Florida Greenways: Trails and Corridors

Photo by Sonja Pedersen

The Florida Greenways and Trails Foundation

The Florida Greenways and Trails Foundation is a non-profit organization that was founded in 2002 by Dale Allen. The Florida Greenways and Trails Foundation’s mission is to promote non-motorized trails to connect Florida’s communities and greenways, revitalize rural centers along Florida’s trails, and provide safe transportation alternatives for cyclists and individuals looking to get away from Florida’s hectic roads. Though the Foundation has a number of important missions, the driving force is the safety of cyclists. It is a mission to grow the cycling community and protect friends. During our talk, Allen remembered a fatal accident his friends were involved in nearly 20 years ago, saying “That’s why a lot of us got active. We said… No more. We’re going to do something about this.”

Green Infrastructure

As a part of the mission to connect trails across Florida, Allen explained that there is a need to utilize green infrastructure already in place in the state. But what is green infrastructure? Traditionally, green infrastructure is ecologically and environmentally friendly, and sustainable development. According to Allen examples of green infrastructure for trails and wildlife corridors can look like:

  • Powerline corridors
  • Berms created from dredging canals
  • Old roadways from World War II
  • Old logging trails
  • Old, disused raised railbeds

Recycling Abandoned Railroads

With Florida’s history of intensive development, there is a lot of old, man-made infrastructure scattered through the wilder areas of the state. For Allen, it is important for us to find, and give new life to these now overgrown pathways, making use of what was once there and refraining from opening new scars on Florida’s ecosystems:

“It’s important that we understand the green infrastructure that was created by our predecessors over the last 100-150 years in Florida. It was created at significant damage to the natural environment, but Florida is a state with great amounts of rain and long growing periods and most of that damage has long since been erased and it’s been replaced, in the case of elevated railroad beds, so that you can walk and bike on top of them and not be in the swamp.”

Instead of looking upon past developmental infrastructure with shame, it is high time perspectives shifted and conservation efforts begin to use these old scars to their advantage.

Seeing Florida as it was Meant to be Seen

Photo by Emily Keen
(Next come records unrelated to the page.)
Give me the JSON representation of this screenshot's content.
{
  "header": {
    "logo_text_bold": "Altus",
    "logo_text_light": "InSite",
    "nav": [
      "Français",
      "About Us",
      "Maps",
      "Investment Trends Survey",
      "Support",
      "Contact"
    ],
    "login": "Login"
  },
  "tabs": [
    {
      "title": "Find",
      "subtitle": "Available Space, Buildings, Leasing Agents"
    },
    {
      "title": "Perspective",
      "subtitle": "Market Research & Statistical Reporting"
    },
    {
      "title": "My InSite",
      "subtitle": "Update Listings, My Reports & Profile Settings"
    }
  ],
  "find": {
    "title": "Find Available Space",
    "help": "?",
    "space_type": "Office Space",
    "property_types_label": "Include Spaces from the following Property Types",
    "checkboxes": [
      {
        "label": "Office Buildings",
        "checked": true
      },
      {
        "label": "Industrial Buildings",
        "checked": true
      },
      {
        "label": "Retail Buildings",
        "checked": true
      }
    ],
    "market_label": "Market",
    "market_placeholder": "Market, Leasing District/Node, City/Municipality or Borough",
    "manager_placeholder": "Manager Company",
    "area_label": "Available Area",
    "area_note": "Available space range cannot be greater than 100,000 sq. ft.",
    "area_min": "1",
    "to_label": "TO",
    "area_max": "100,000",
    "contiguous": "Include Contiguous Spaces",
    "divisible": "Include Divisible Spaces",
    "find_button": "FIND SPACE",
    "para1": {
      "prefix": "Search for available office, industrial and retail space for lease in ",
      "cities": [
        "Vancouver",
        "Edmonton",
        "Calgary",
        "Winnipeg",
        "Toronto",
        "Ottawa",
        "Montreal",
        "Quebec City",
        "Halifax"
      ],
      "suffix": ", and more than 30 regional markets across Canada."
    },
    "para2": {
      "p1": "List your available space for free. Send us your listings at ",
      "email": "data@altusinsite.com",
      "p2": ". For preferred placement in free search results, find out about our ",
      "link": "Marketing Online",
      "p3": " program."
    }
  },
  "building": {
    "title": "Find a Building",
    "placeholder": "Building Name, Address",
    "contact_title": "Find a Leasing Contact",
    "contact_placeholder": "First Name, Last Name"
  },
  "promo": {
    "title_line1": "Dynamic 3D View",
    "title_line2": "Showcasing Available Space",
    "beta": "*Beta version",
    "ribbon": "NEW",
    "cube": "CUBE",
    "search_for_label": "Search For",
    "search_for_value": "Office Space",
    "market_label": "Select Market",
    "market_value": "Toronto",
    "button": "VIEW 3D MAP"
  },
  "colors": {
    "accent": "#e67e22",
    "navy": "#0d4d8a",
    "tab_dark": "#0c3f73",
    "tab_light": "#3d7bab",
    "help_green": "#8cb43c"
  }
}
Paddling or biking along these old, raised trails can provide a unique perspective to tourists and residents alike. These trails give individuals the opportunity to see bears, birds, and bobcats along with rabbits, squirrels, and deer in a more natural habitat, not trekking through your backyard. Getting away from Florida’s beaches and urban centers tourists and residents alike can begin to understand the wildness that continues to beat away in Florida’s heart. Allen says, “And boy, that’s the way to see Florida. It’s still a very wild and beautiful place.”

Connecting the Trails = Connecting the Corridor

When asked about the commonality between the missions and goals of the Florida Wildlife Corridor and the Florida Greenways and Trails Foundations, Allen stated that both organizations share a common goal in connecting the corridors and greenspaces of the state. The commonality comes with this, humans and animals need to cross roadways and properties in the same locations. What is safe for hikers and cyclists is safe for the species that call Florida home and travel its length. “So, trails, I think are a leading edge for these wildlife corridors. Since we both have the same problems with cars and trucks and their danger, if we can make the trails safer it will make it safer for wildlife.”

Re-establishing the Flow of Biodiversity

A primary goal of wildlife corridors is to reestablish a flow of diversity that has been cut off due to human development. By connecting trails, Florida’s wildlife corridor will be reinforced, and biological diversity will begin to flow more freely. When speaking on the issue of biodiversity and its loss and how wildlife corridors and trails can help with this issue, Allen said,

“Right now, we’re in a race against the clock to see how much of Florida we’re going to lose before we connect it because a lot of these wildlife species are so balkanized right now, they can’t move around. They’re genetically isolated islands of life. It’s just not viable. We know that when wildlife gets balkanized like that into these little islands, the first thing that disappears is biological diversity.”

Catalin Grant Storytelling Intern
Catalin is a fourth-generation South Floridian who has had the opportunity to experience the diverse ecosystems that Florida has to offer. She grew up in Davie, Florida, and Tallahassee, Florida, and earned her B.A. in Cultural Anthropology from the University of West Florida in Pensacola, Florida. She is working towards her M.A. in Anthropology from Florida Atlantic University. Her current thesis work examines the relationship between generational cattle ranchers, conservation, and development within the state of Florida.